Rhizosolenia setigera was described by T. Brightwell in 1858. Generally accepted synonyms are Rhizosolenia japonica Castracane 1886 and Rhizosolenia hensenii Schuett 1900. Rhizosolenia pungens was described by Cleve-Euler in 1937. Rhizosolenia crassispina Schroeder shares many features with both var. setigera and var. pungens, and may also be synonymous. The resting spores were originally described as Pyxilla baltica Grunow in Van Heurck 1881. According to Hustedt (1930), R. setigera var. kariana Henckel 1925 is also subsumed into var. setigera.
Sundstrom (1986) postulated that R. setigera is not a "true" Rhizosolenia species, a conclusion supported by Hernandez-Becerril (1995), who also maintains separate species identities for R. setigera, R. pungens, and R. crassispina. The inclusion of R. pungens into R. setigera was first mde by Brunel (1970) as Rhizosolenia setigera Brightwell forma pungens (Cleve-Euler) Brunel.
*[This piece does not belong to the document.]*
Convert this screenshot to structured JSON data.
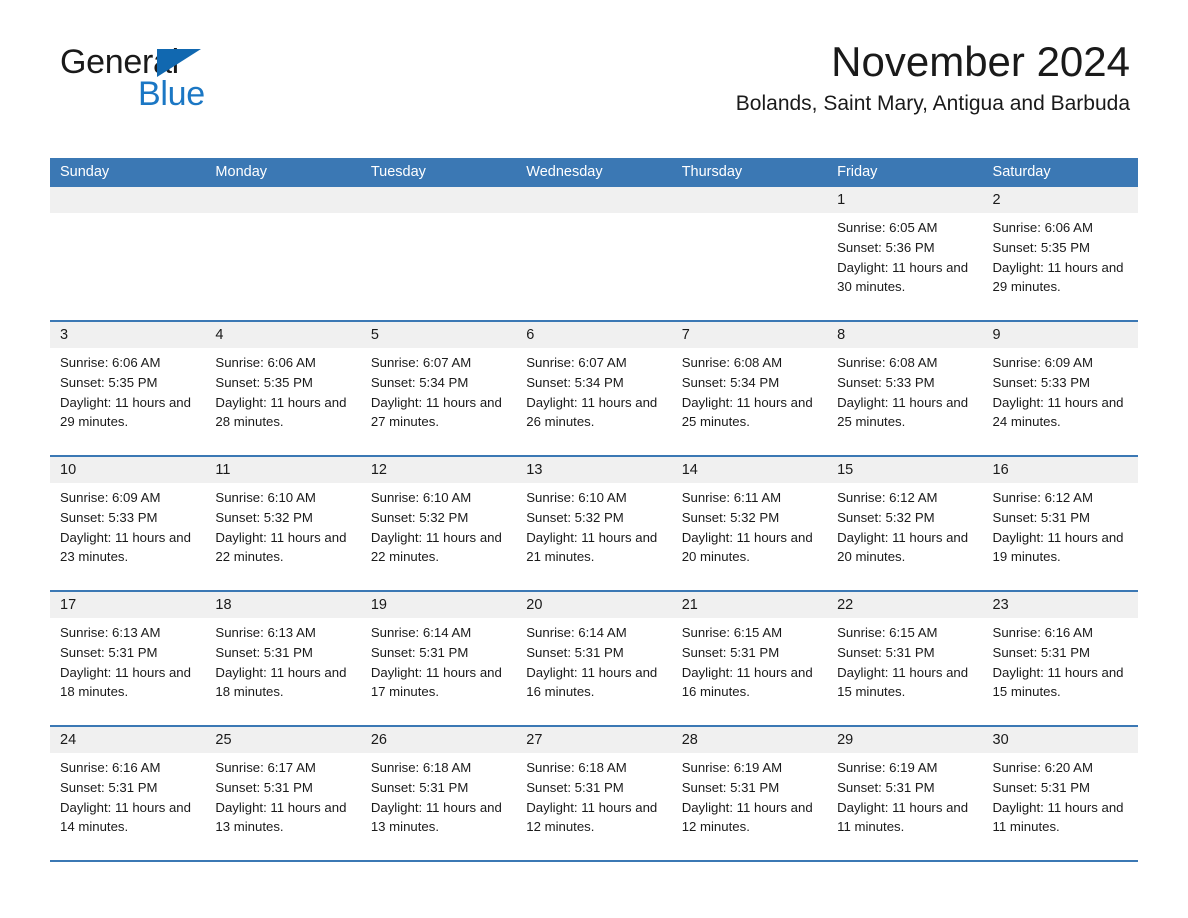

Rhizosolenia setigera and R. pungens have alternately been considered separate species, varieties, or forms. The primary distinctions are the shape of the spine (gradually tapering in setigera; basally thickened, then abruptly hairlike distally in pungens) and the presence of resting spores (setigera only). These differences are clear, but when many cells are present, e.g., bloom conditions, one may easily find cells that are indeterminate between R. setigera and R. pungens, and sometimes cells with setigera spine structure on one theca, and pungens on the other theca can be seen. One may thus question separation at the species level. Whether the ternary names are appropriately 'subspecies', variety' or 'form' becomes a matter of personal conviction. In this discussion, 'variety' is used for convenience. Certainly the ability to form resting spores in some but not others implies a genetic differentiation at some level, as yet to be defined.
Rhizosolenia setigera is subject to pathogenicity by fungi (Johnson, 1967), viruses (Nagasaki et al., 2004) and protistan flagellates of uncertain affinity (Kuehn et al., 1996).
There are scattered reports of marine mortalities associated with natural populations dominated by R. setigera; and the species is known to produce monocyclic alkenes (Masse et al., 2004), but it is likely that any marine mortality is due to oxygen depletion upon bloom decay.